The human brain can quickly learn and adapt its behavior in a wide range of environments throughout its lifetime. In contrast, deep neural networks only learn one sophisticated but fixed mapping from inputs to outputs. In more complex and dynamic scenarios where the inputs to outputs mapping may change with different contexts, the deployment of these deep neural network systems would be constrained. One of the failed salient scenarios is lifelong learning—learning new independent tasks sequentially without forgetting previous tasks. More specifically, agents should incrementally learn and evolve based on multiple tasks from various data distributions across time while remembering previously learned knowledge. In general, current neural networks are not capable of lifelong learning and usually suffer from “catastrophic forgetting”—learning the knowledge of the new task would overwrite the fixed learned mapping of an old task. This effect typically leads to a significant decrease of the network performances on previous tasks or, in the worst case, leads to the network completely forgetting all previous tasks.
Communicated by Dr. Sung-Phil Kim
Shitao Chen, Songyi Zhang, Badong Chen and Nanning Zheng
As a typical artificial intelligence system, self-driving cars, unlike normal artificial intelligence systems, usually concern the safety of people’s lives and property, and have little tolerance of mistakes. With the furthering of research on self-driving technology, the existing computing framework based on the “perception-planning-decision-control” information processing method has increasingly manifested the problems of low computing eﬀiciency, poor environmental adaptability, and insuﬀicient self-learning ability. Our research work mainly refers to the psychological level of human cognition to construct a new type of self-driving method.
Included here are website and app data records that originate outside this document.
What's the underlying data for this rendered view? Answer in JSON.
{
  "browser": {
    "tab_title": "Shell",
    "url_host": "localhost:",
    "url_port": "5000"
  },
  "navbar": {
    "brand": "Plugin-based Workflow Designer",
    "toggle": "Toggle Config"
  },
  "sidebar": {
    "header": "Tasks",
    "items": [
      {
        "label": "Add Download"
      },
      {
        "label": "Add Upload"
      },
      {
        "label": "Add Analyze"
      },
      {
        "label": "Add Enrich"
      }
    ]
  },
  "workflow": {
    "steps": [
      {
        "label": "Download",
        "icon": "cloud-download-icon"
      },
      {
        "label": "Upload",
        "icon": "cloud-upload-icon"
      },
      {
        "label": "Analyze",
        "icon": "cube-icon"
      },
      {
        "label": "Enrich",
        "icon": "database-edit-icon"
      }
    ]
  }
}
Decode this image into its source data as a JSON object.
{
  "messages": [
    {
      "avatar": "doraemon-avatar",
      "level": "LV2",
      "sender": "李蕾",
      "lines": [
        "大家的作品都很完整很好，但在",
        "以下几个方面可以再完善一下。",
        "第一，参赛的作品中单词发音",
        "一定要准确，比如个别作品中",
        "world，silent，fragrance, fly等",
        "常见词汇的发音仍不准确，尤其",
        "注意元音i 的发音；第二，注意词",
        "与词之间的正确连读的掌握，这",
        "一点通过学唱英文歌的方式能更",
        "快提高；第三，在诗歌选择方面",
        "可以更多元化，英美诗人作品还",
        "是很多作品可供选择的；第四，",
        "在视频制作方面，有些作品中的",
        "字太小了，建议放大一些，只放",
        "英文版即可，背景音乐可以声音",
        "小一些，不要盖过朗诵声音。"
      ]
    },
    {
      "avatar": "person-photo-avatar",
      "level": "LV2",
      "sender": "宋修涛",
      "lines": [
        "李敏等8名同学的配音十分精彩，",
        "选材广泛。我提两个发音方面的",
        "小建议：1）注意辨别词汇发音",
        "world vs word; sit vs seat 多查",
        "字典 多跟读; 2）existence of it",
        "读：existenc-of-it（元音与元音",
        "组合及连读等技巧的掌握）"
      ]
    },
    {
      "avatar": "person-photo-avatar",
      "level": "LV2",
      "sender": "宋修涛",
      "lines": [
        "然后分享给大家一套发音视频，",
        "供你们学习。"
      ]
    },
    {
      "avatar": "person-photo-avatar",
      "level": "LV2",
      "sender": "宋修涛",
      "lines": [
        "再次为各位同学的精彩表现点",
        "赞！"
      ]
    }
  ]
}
Cynthia Weber, PhD, on behalf of IEEE Brain
Guidelines that consider societal and cultural impacts of neurotechnology are crucial for ensuring responsible innovation in the field.
Ethical considerations have not always been of primary concern in the development of technology. However, the need for ethical standards and guidelines for neurotechnology has received significant support with multiple efforts underway that aim to sidestep past mistakes by preparing for future development and use cases. The challenge lies in identifying the complex social, legal, and cultural issues tied to how neurotechnologies will be accessed and implemented once released into the world, and the associated safety, privacy, and long-term consequences of its use. For many people, the brain is intimately connected to one’s sense of self and personal identity—our thoughts and emotions, for example. Consequently, neurotechnology devices that intervene with the brain, whether for medical treatment, wellness applications, or entertainment, may pose unique perceived risks for the user. This is also the case when neurotechnology has the potential to be implemented in employment, legal, or educational contexts. In all these scenarios, ethical considerations are interwoven within layers of consent, data access and control, and possible manipulation.
The COVID19 pandemic has brought upon us an unprecedented situation. The current events have had a profound impact at a global scale and have once more shown the important role that science and technology play in providing solutions to societal challenges.
Laura M. Ferrari1*, E. Ismailova3*, F.Greco2*
Temporary Tattoo Electrodes (TTEs) are dry and conformable electrodes that are able to capture weak surface electrophysiological signals while being imperceptible for the user. We demonstrated the use and characterised TTEs in a clinical electroencephalography (EEG) monitoring set-up, proving for the first time the compatibility of a dry electrode with magnetoencephalography (MEG) sensors (Figure 1) (1).